Finland's April Carnival
The winter holiday known as Walpurgis is really important in Finland. While it is celebrated all over the world, it’s the fourth most important holiday there, behind only Christmas, New Year’s Eve, and the midsummer celebration known as Juhannus.
The name varies from place to place: Walpurgis Eve and Walpurgis Day, and some of the particulars of the celebration can differ. For example, in Finland, the holiday is also known as Vappu. Some interesting facts about Walpurgis Day: ·
- The event is held on the 30th of April, but the celebrations can carry on to the next day, which is May Day.
- LaVeyan Satanism considers Walpurgisnacht to be the anniversary of the founding of the Church of Satan.
- For most countries, the festival is named after St. Walpurga, an English missionary sent to the Frankish empire and was canonized around AD 870.

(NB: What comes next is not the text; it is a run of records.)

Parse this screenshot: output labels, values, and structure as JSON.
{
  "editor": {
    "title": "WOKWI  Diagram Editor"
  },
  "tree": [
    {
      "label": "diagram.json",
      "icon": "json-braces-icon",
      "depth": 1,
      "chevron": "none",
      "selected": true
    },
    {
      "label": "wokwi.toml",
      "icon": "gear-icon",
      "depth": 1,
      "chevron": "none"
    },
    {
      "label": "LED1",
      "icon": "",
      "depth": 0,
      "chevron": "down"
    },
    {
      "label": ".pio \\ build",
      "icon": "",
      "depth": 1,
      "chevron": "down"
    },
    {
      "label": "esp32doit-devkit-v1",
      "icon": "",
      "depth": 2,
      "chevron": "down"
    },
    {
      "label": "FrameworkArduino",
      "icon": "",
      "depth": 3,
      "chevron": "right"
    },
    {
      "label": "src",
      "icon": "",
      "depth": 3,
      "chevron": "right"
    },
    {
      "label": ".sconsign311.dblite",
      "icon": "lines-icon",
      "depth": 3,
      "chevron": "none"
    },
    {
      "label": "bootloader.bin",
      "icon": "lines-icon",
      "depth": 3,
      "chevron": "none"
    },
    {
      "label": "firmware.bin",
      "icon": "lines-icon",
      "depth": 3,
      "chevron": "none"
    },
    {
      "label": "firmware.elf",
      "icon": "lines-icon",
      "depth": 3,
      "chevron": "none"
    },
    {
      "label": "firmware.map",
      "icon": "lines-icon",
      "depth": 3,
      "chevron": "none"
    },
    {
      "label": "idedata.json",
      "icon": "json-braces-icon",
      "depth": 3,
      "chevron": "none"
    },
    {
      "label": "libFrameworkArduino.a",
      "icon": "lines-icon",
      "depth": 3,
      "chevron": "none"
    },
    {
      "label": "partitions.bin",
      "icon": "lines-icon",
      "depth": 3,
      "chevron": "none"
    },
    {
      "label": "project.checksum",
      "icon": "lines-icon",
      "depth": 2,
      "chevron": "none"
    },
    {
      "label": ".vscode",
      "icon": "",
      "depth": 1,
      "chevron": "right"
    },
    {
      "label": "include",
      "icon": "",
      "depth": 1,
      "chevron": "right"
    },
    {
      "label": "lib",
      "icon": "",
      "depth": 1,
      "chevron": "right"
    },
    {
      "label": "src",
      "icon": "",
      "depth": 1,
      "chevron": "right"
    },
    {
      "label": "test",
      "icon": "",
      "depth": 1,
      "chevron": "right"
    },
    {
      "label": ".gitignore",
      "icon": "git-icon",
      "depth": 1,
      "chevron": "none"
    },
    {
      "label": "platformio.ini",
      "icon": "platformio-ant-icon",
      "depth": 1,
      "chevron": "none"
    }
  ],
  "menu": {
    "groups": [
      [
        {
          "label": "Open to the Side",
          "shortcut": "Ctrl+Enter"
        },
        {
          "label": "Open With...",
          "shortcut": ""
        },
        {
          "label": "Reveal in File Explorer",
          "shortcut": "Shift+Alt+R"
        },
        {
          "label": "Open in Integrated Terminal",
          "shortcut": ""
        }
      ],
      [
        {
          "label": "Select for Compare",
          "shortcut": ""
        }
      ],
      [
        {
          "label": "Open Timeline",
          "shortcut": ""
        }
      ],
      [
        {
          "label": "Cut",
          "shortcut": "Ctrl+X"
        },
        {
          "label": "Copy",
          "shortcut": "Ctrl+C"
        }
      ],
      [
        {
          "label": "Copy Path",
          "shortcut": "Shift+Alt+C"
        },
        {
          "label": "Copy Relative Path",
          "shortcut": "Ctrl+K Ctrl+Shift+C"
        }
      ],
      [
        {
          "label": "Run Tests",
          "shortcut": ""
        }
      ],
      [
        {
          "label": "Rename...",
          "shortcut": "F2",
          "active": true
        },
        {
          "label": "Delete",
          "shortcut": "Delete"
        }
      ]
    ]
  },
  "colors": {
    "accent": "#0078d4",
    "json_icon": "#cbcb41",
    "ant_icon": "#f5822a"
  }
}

- In the Czech Republic, Walpurgis is meant to signify the end of winter. Symbolic elements of the dark, are burned. These “witches” are made from rags and straws and fed into bonfires.
- Estonia customs include people dressing up at witches.
- In Germany, Walpurgisnacht is believed to be the time of the year that witches and other night spirits gather to greet the dawn of spring.
- Bonfires, special breakfasts, and singing are some of the hallmarks of the Walpurgis winter holiday celebrations in Sweden. The country very much takes on the same carnival approach to the occasion that Finland takes.